● What to do:
Whenever a line of the entries below holds the string "data", copy that line and return it.

● Given records:
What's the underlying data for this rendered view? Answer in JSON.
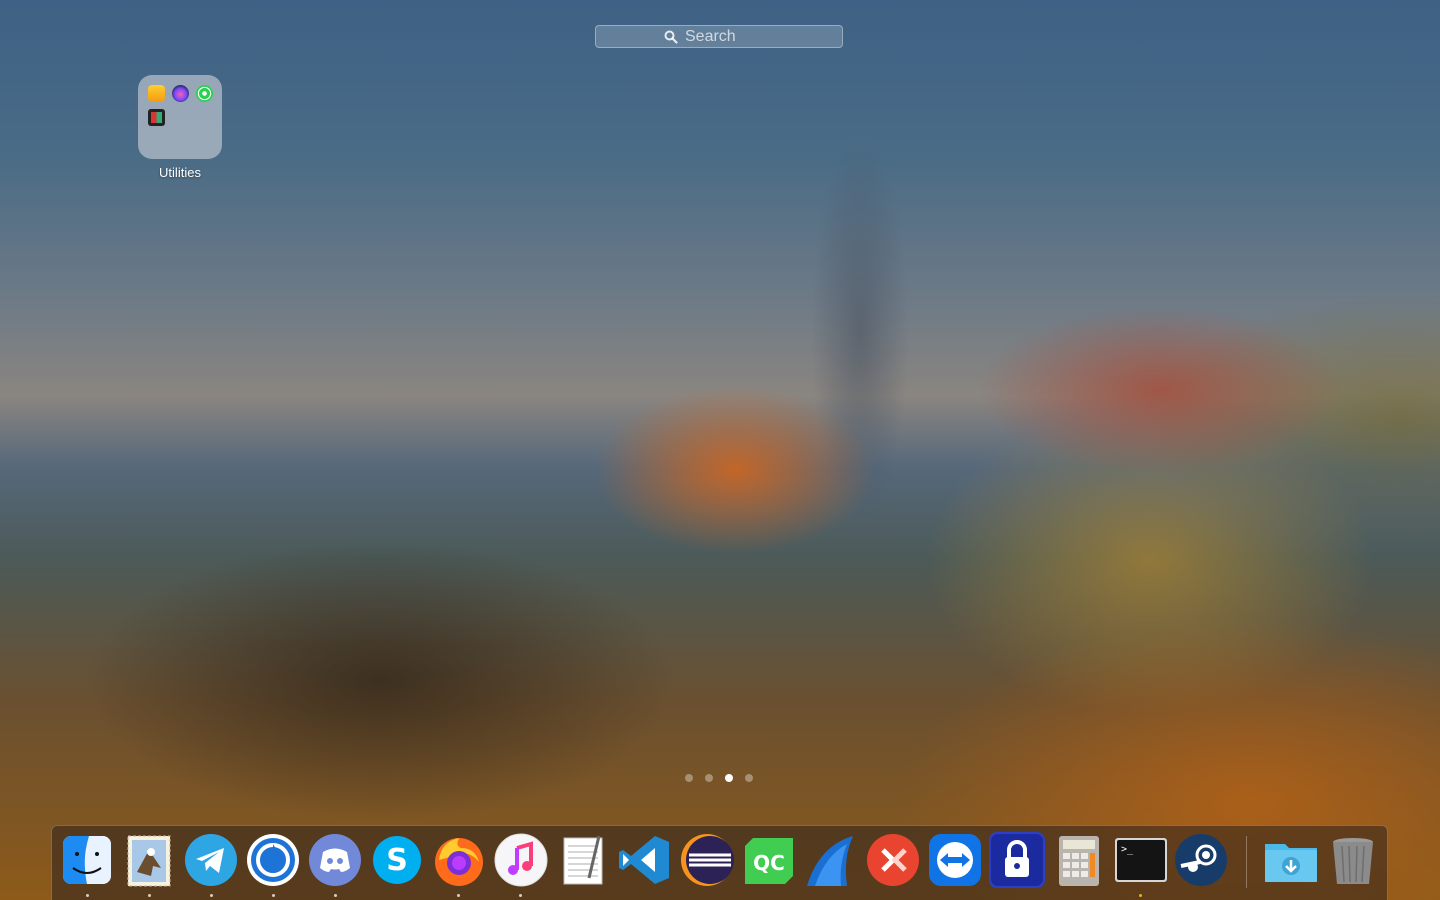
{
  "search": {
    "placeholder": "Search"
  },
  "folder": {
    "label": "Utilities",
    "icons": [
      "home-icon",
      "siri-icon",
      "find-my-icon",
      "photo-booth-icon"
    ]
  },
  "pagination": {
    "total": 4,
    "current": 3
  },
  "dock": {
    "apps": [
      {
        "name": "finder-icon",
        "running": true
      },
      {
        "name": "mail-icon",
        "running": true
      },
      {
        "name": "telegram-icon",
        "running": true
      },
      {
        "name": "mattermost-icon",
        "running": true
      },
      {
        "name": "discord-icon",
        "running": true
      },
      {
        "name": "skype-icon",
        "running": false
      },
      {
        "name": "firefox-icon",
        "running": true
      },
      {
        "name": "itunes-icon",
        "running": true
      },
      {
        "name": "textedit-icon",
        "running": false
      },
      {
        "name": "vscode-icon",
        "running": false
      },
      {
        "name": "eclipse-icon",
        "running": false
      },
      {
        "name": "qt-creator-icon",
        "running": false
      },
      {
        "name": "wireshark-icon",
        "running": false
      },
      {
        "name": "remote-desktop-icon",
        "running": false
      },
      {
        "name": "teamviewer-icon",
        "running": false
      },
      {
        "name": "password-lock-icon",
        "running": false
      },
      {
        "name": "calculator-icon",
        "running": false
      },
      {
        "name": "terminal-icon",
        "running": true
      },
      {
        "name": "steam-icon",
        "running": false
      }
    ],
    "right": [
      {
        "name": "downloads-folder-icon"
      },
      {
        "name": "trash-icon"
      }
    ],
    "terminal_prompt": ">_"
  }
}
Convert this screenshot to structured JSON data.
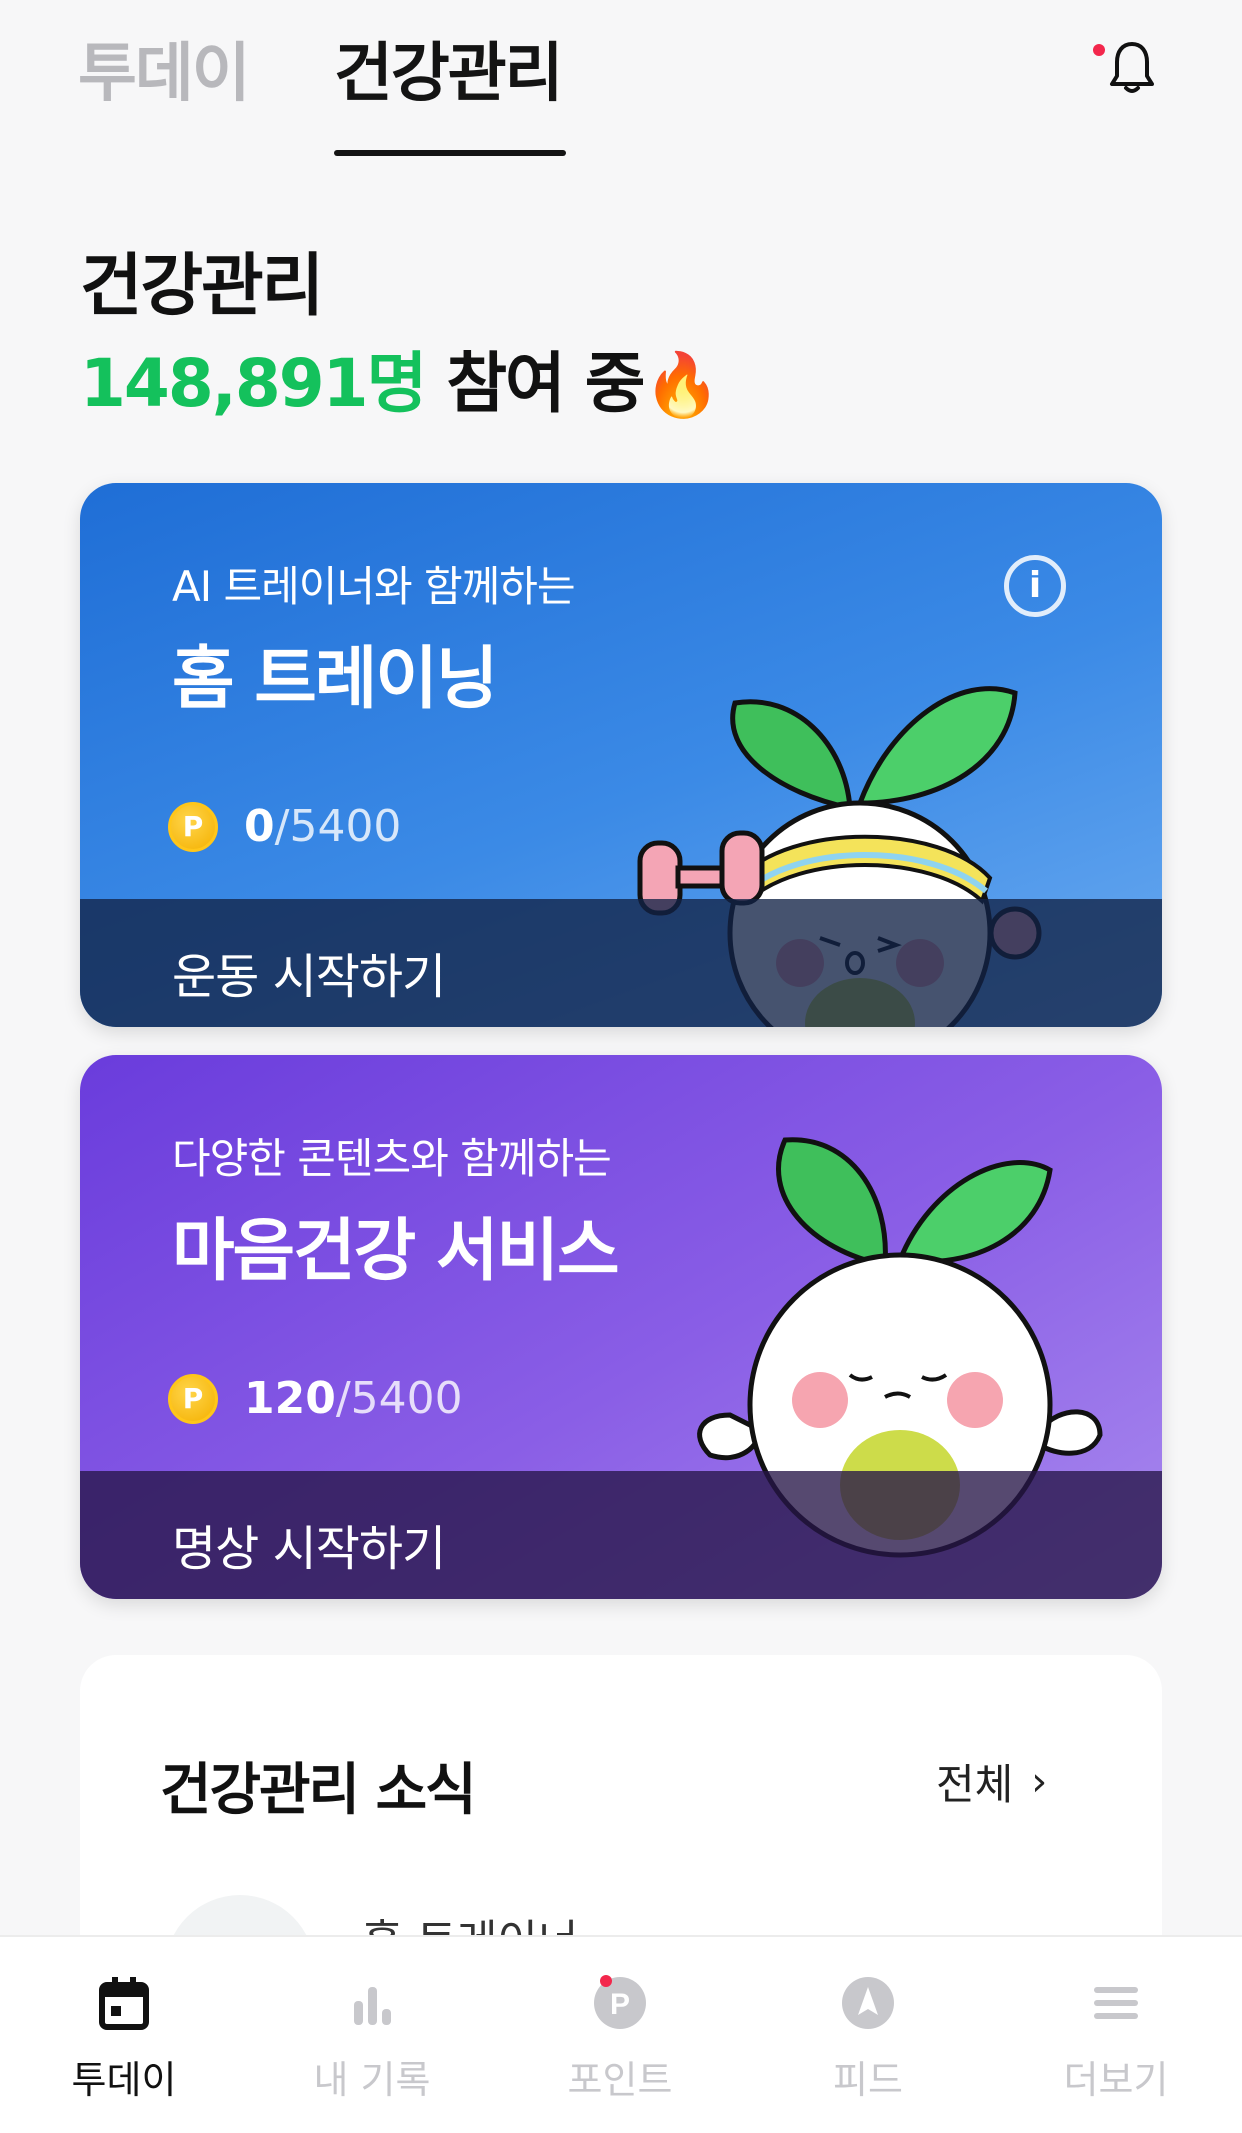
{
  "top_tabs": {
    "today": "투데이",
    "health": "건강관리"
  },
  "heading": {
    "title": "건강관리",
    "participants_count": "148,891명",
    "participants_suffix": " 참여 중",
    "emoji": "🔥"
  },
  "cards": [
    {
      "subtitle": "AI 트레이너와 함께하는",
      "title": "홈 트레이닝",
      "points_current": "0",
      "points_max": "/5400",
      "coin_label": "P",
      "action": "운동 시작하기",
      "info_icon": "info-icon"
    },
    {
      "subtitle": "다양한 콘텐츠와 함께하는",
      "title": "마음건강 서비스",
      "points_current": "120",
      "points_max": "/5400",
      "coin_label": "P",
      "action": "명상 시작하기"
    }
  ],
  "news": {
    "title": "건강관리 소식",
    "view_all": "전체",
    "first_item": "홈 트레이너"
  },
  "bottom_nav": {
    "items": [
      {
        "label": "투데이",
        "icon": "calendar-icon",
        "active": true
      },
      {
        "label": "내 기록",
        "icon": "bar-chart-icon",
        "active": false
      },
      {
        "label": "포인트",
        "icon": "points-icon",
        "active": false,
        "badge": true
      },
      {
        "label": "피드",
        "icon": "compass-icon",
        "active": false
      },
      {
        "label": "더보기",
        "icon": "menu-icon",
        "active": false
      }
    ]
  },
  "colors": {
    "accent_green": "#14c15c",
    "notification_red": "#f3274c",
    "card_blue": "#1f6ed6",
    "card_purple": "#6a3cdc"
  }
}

● Task solution:
What's the underlying data for this rendered view? Answer in JSON.
Convert this screenshot to structured JSON data.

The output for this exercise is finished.